He also entered a zucchini in the "seeds to supper" program. Every year, the fair organizers give out seeds to the school kids, and award a prize to the kid who grows the biggest zucchini by fair time. He was a little late getting his seeds planted this year, so the biggest one he produced was a measly 2 lb 12 oz.
Last year, his weighed over 8 lb. He was beaten by a 15 lb zucchini, so he is pessimistic about his chances this year.
Primo put together a basket of vegetables from our garden.
The judge last year claimed our veggies were too perfect to come from any place but Shoprite, so we didn't place. Primo tucked a note in the basket this year, noting that all of them were grown in our local garden. Check out the carrot, which looks like it is in dire need of the facilities.
Sunday, July 6, 2008
But this one is for me. I needed a kick in the butt to find time to spin. It's one of those things that I love to do, and want to do more of, but never seem to find the time. I figured the focus provided by the Tour de Fleece would help. I am setting my challenges one at a time, rather than a bunch of things that might plow me under.
First up is this dyed Coopworth roving I bought from Martha McGrath of Deer Run Sheep Farm, from the American Coopworth Registry booth at Maryland Sheep and Wool. (Volunteering in the booth gave me plenty of time to find a few things to add to my own stash.)
I have two purposes for this roving: as a sock yarn, so I am spinning it finer and tighter than my normal yarn, and as a display yarn at Rhinebeck this fall, hence the colors. I usually do not choose yarn in these colors. Blues, purples, pinks... those are more my speed. But I am loving seeing the sunny bright colors as they play out on the bobbin.
Here is the first one done, with apologies for the slight lack of focus. (I still haven't figured out how to get close up shots with this darn camera).
Unfortunately I am going to have to drop out of the Tour early, due to vacation plans. As much as I would love to sit and spin here:
...I know there will be absolutely no room for my non-folding wheel in a vacation loaded van.
Saturday, July 5, 2008
We supplemented it with blueberries and strawberries to make a Berry Cobbler.
The recipe is my mom's. It is dead easy and very quick, but produces a spectacular summer dessert that is fantastic with vanilla ice cream.
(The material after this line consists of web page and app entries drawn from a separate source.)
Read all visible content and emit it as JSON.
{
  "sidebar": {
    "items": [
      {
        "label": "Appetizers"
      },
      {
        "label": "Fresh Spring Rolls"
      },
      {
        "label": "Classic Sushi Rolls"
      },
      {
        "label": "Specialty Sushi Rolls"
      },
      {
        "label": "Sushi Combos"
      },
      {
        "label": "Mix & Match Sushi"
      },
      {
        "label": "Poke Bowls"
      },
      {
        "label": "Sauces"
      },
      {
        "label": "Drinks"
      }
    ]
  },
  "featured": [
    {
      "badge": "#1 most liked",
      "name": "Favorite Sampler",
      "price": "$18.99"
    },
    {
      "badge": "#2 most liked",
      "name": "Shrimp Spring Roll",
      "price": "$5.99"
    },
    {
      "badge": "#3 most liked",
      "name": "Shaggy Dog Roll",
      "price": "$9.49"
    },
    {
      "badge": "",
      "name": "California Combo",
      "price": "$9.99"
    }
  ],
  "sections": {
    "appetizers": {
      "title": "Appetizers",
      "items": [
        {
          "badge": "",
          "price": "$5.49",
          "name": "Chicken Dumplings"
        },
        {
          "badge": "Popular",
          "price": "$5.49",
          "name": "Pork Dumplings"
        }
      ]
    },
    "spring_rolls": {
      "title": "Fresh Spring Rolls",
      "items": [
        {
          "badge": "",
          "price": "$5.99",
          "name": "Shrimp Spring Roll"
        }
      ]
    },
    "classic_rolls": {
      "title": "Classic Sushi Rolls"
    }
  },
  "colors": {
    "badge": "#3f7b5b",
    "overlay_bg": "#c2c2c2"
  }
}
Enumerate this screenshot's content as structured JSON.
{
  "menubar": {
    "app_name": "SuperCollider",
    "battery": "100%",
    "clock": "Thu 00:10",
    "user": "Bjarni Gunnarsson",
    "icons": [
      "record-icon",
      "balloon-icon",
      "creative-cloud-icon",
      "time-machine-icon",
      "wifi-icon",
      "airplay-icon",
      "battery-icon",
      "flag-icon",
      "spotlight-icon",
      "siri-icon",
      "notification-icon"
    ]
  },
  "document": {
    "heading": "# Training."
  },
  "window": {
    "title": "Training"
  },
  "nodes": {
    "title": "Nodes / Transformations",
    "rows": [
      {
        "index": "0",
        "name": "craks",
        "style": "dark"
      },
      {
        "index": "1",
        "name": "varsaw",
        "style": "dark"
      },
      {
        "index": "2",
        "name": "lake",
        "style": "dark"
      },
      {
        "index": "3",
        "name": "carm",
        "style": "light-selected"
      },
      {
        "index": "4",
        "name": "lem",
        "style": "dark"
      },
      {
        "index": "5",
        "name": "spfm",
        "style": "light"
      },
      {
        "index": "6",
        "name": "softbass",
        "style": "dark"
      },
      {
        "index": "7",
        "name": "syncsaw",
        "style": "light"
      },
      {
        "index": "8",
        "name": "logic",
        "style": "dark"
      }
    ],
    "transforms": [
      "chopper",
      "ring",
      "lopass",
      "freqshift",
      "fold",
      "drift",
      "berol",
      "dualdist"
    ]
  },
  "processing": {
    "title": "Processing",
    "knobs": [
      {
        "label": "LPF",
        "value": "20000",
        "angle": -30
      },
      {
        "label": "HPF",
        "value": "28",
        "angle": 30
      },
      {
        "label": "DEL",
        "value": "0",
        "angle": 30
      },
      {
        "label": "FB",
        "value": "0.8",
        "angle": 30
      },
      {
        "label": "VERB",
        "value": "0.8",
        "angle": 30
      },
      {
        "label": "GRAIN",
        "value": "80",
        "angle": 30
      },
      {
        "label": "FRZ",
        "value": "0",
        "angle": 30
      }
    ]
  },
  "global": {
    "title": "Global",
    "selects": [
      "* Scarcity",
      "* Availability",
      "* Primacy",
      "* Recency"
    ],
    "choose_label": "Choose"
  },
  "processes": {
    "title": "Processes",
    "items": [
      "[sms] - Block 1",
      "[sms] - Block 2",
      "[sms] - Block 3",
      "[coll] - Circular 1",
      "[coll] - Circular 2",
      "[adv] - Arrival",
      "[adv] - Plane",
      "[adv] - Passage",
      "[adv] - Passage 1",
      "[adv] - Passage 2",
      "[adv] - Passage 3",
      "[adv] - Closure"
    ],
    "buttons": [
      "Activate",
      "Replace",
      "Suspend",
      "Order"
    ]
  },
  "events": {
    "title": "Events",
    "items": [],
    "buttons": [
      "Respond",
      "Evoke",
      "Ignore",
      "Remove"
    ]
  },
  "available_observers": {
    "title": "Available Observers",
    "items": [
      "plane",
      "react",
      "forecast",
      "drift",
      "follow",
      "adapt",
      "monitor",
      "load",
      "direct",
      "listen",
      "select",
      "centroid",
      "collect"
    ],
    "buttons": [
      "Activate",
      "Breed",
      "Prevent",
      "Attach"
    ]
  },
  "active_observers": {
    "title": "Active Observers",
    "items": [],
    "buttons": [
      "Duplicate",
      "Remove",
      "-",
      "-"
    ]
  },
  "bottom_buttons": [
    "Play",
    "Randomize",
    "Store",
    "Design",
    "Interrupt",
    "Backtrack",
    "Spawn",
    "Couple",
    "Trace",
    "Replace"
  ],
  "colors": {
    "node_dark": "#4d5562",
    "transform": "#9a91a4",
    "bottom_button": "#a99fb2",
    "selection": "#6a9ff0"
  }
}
Toss 3 cups fresh fruit with a teaspoon of lemon juice. Separately, blend 1 cup flour, 1 cup sugar and 6 tablespoons butter in a food processor until crumbly. Remove a cup of the mixture and toss it with the fruit. Spray the bottom of a pie dish with cooking spray and put the fruit mixture in. Beat 1 egg, and add it to the remainder of the mixture in the food processor. Blend thoroughly, and then spoon over the top of the fruit. Bake at 375 degrees for about 45 minutes, until top is golden brown with a hard crust.